When my partner and I began looking for a home in New York we had many expectations that we believed, at the time, to be reasonable for our price range. First, must allow dogs. Second, must have a washer and dryer in the unit. Third, hard wood floors. Finally, it would have to be in Cobble Hill, Park Slope, or Brooklyn Heights.
With hopes set far too high, we flew from New Orleans to the city for a long weekend of house hunting. Our first viewing was a place in Bushwick. It did not tick the boxes. Pets were permitted and there were hard woods, but there was no washer and dryer, and it was not in one of our three chosen locations. On top of all that, it was a four-hundred square foot studio.
But the photographs were beautiful. After much persuasion, I convinced by partner that we would just take a quick look. What harm could it do? The first thing we saw when we walked up the trash strewn sidewalk was a heavily graffitied garage door with a spiked gate to the left. ‘Just give it a chance’.
We were escorted down a long alley that ran along the side of the garage. On the left were woven and reaching metal sculptures dashed with string lights. A swath of bamboo shot up then hung down like a beaded curtain. We pushed past it. To the right was a raised bed with three vividly green saplings, below them, a plaster skunk as yard art. In front, a wooden cottage, stone steps, iron railings, this beautiful thing hidden in the middle of a Bushwick block.
Inside we found high ceilings, exposed beams, marble counters, brick walls, and custom carved cabinets. We couldn’t hear the sounds of the streets, no honking traffic, no children hollering. It was entirely peaceful.
Right away I knew it was the home for us, but I told them, ‘we need to look a few places, but we’ll let you know as soon as we can’. Seven apartments later and by lunch the next day, we had decided. A day later we signed the lease.

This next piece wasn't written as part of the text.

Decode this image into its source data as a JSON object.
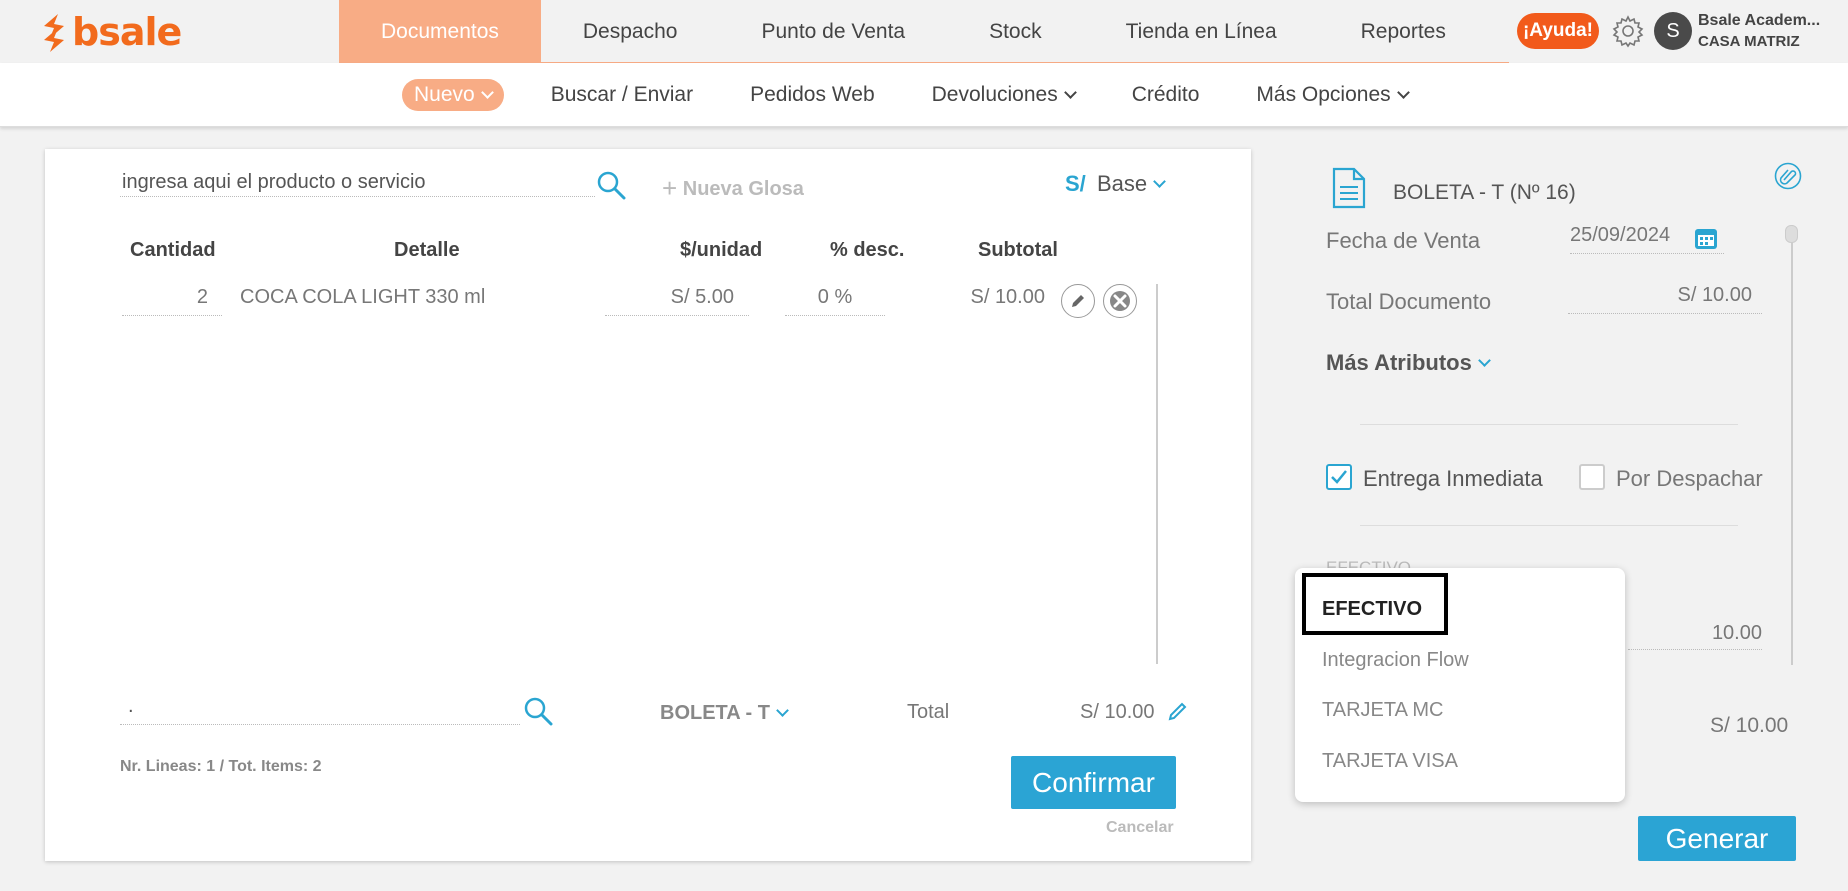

Every Saturday morning I sit by our tall windows and look out at the trees in our courtyard. The sun grows brighter, the birds and squirrels start to patter through the small garden, my dog comes and warms herself against my legs and I forget, almost entirely, that I live in this chaotic and kinetic city.